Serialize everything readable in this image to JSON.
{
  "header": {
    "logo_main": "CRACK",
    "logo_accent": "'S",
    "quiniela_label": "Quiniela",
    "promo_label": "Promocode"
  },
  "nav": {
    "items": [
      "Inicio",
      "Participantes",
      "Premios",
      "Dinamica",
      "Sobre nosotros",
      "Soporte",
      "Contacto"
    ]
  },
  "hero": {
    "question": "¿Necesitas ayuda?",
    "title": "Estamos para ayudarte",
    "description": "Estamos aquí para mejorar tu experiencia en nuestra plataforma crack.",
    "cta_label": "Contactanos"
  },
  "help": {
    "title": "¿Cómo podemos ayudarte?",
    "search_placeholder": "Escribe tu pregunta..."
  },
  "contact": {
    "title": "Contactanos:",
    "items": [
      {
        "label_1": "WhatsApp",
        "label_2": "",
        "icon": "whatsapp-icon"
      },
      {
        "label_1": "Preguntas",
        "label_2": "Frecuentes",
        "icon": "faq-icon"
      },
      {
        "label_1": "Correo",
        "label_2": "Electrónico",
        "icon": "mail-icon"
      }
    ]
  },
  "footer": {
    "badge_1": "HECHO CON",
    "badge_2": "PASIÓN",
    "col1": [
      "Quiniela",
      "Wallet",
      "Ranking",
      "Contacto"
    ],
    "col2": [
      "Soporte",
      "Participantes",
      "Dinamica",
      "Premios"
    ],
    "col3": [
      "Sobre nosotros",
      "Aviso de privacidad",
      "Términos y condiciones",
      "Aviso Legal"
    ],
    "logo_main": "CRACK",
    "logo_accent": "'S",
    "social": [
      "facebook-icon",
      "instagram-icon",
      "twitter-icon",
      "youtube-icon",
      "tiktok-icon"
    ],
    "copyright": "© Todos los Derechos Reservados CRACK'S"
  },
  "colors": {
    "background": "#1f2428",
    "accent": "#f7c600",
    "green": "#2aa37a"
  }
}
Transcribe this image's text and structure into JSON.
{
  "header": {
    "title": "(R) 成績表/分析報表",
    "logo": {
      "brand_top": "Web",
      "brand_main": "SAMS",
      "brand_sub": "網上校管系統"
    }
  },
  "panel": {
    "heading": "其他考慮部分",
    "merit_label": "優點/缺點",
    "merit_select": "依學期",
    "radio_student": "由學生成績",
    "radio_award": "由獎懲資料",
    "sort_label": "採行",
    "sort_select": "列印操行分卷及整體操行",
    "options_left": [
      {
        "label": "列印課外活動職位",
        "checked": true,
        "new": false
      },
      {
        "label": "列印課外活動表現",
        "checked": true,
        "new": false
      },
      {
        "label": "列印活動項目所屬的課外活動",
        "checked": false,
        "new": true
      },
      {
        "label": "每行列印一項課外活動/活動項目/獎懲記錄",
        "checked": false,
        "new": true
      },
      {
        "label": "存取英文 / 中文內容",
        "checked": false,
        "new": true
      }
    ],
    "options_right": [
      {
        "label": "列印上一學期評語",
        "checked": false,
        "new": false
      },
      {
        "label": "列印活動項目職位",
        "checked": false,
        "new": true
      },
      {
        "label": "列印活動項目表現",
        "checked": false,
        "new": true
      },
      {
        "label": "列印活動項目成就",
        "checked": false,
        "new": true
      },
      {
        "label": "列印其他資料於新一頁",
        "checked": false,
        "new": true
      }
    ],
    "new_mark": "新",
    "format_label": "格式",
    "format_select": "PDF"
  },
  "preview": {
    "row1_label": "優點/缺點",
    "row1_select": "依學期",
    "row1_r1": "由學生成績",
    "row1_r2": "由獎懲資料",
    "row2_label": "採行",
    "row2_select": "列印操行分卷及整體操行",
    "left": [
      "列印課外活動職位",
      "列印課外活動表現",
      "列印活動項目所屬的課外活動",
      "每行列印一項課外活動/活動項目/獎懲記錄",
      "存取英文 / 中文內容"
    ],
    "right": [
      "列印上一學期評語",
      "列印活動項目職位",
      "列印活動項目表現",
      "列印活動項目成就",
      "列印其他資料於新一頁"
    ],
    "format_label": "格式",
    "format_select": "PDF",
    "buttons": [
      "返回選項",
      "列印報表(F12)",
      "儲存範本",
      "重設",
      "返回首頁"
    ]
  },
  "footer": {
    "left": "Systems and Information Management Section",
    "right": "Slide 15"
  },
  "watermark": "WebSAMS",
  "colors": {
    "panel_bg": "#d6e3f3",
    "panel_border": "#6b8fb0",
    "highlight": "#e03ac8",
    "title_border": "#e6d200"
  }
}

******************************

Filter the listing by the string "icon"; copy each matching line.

● **Exercise result**:
        "icon": "whatsapp-icon"
        "icon": "faq-icon"
        "icon": "mail-icon"
      "facebook-icon",
      "instagram-icon",
      "twitter-icon",
      "youtube-icon",
      "tiktok-icon"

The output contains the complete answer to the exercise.